(Stored items)
• • • • • • •

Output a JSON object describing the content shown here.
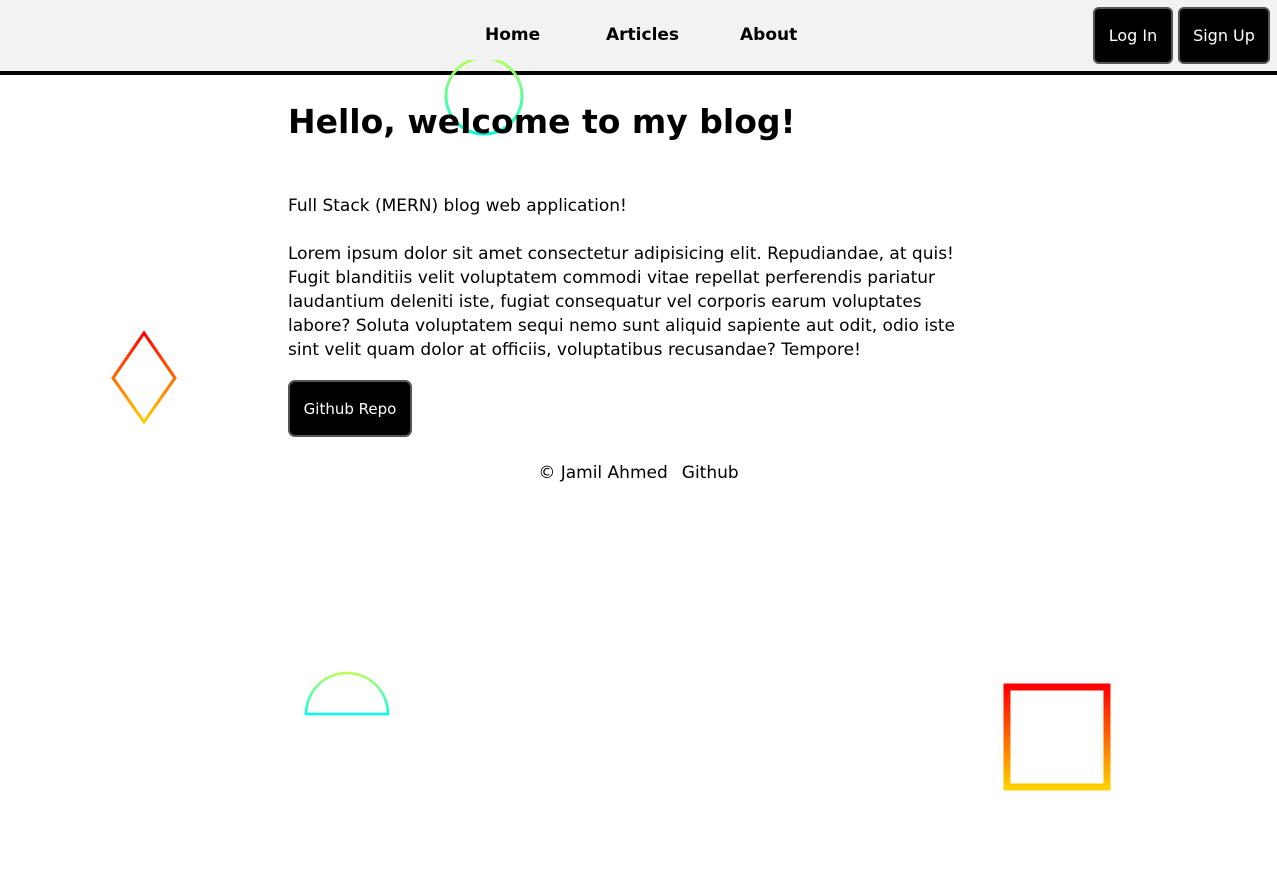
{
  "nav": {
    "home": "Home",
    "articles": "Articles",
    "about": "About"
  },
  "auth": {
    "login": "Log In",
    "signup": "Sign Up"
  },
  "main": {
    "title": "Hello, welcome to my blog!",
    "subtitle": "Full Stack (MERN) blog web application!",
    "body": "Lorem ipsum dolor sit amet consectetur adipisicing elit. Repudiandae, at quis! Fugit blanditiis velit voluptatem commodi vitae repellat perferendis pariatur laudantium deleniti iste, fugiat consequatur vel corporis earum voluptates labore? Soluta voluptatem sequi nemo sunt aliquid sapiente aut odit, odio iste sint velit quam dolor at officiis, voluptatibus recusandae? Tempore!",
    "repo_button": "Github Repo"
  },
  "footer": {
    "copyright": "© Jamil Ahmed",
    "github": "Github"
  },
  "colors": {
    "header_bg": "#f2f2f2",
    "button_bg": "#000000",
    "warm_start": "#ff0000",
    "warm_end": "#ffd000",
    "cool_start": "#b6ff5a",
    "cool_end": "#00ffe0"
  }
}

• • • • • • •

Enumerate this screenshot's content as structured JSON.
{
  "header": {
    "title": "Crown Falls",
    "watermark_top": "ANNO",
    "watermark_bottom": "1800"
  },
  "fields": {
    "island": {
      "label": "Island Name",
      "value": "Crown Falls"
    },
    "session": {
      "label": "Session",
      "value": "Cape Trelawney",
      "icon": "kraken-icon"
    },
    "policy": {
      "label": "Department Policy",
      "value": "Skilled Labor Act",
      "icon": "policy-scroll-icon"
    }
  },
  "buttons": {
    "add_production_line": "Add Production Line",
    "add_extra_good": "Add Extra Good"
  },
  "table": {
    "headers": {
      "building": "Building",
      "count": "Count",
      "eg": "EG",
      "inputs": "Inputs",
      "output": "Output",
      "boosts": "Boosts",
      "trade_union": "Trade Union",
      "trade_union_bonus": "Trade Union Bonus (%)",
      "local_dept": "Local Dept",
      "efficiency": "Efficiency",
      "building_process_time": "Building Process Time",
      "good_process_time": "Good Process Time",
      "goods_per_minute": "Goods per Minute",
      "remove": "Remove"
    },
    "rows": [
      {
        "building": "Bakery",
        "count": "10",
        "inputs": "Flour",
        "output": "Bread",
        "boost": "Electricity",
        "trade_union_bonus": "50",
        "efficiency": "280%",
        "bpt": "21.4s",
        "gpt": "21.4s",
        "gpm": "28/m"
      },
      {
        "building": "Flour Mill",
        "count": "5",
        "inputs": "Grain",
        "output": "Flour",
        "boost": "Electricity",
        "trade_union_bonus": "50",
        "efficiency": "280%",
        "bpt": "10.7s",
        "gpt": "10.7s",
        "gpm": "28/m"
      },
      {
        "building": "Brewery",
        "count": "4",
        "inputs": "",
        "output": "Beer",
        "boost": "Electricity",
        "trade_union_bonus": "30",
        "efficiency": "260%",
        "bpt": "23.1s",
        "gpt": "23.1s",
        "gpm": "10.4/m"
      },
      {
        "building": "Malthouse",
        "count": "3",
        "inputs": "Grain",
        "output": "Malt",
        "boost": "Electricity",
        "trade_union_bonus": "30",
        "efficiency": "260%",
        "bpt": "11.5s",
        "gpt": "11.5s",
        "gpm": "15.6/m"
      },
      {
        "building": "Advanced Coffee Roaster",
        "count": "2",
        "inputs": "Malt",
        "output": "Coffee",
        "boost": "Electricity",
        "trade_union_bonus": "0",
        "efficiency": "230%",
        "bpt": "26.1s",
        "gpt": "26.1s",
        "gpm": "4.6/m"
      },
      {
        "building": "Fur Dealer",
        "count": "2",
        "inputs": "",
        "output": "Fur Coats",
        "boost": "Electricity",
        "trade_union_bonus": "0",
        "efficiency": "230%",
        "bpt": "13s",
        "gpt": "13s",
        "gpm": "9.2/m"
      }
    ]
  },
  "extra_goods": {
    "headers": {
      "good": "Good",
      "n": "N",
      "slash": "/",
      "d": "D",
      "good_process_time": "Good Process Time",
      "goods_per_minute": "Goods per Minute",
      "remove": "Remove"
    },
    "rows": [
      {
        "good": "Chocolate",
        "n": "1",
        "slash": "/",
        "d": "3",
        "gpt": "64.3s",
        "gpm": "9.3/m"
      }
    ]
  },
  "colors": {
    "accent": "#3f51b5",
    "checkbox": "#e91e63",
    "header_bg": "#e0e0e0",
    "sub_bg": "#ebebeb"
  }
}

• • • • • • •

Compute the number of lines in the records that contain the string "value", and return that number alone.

* _Result of the task_
3